When transitioning into a creative career, it’s not enough to simply think “I want to be an artist” or “I want to be a designer.” Visual arts, photography, and design are such big categories that you’ll want to figure out where your niche is and how you define yourself as an artist.
For some, this may be straightforward but for many creatives, finding out who you are—and who your audience is—can seem like a daunting task. And to begin with, why do you want to understand your creative niche? Though you may not realize it, going through the process to realize what specific type of creator you are is the first step in clarifying the rest of your business.

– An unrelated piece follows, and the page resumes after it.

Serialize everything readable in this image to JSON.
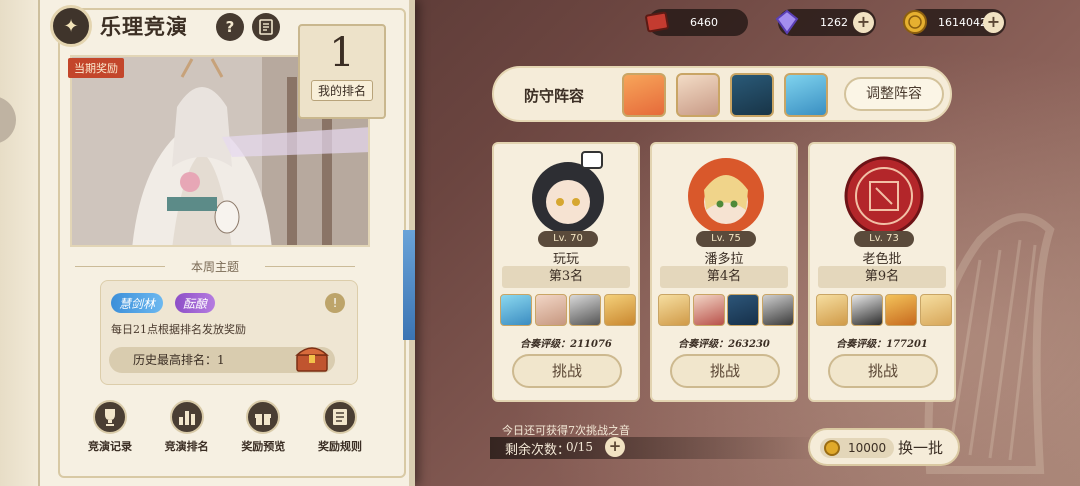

Once you’ve defined your niche, it becomes that much easier to focus your marketing or decide the best arena for selling your art. You’ll also have a better understanding of who your target client is when taking on commissions or what sort of publications may be interested in publishing your artwork. And taking a step back even further, defining your specialty can help you decide whether your passion has enough potential to make the leap to full-time creative or is better left as a side hustle.
Now that we know why defining your niche is important, let’s look at a few aspects of your creativity you’ll want to reflect on as you search for your corner of the creative market. And remember, knowing your niche doesn’t limit your business, but instead gives you a focused approach to go after the clients who will truly appreciate your talents. Think about it, there are millions of artists, designers, and photographers in business today. It’s much easier to find the right clients, if you advertise what you do clearly.
So, instead of “I create paintings,” what about “I create watercolor landscape paintings” or, even better, “I create large-scale watercolor landscape paintings that speak about environmental issues.” As you can see, that last statement makes it much easier for an art collector to understand if they may be interested in your work.
Think About Your Skills and Talents
A good starting point is to think about the type of work you create. It doesn’t matter what creative field you are working in, there are always certain skills and talents that make your work stand apart from others. Perhaps you are especially adept at drawing portraits or designing logos, these are more specialized, specific skills within art and design that can help bring you closer to defining your niche.
What’s distinctive about your style?
Understanding what makes your style uniquely yours is the first step in defining the audience for your art. For instance, perhaps you work in ceramics and use interesting geometric patterns on your products, this could be what makes your work uniquely yours. Photographers and artists may have certain lighting schemes or color palettes that make their work distinctive. Delve into what makes your creative craft uniquely yours.
Creative example: Ceramacist Brian Giniewski is known for his signature thick dripping glaze, that makes each finished piece distinctively his.
Do you find yourself drawn to a specific subject matter?
Figurative or abstract? Graphic or architectural? Think a bit about your work and whether or not there are recurring themes in your subject matter. Perhaps you love photographing pets or creating jewelry based on city maps, whatever the case, if your artistic sensibilities are pulling you in a specific direction, don’t try to fight it.
Creative example: Omar Z. Robles has carved out a creative niche in photography by merging dance and travel photography together; now his images of ballet dancers performing in city streets bring him around the world.
What medium do you use?
Are you a master of manipulating photos with digital software? Or are you adept at wielding spray paint to execute your artwork? Often, in-depth thoughts about the medium you most often gravitate toward will help push you closer to defining your ideal market. And your medium may or not be traditional; many creatives make a name for themselves by marketing the unusual tools or materials they use to create artwork.
Creative example: Visual artist Red Hong Yi is known for her use of unconventional materials in her artwork, including the use of 20,000 sunflower seeds to create a portrait of Ai Weiwei.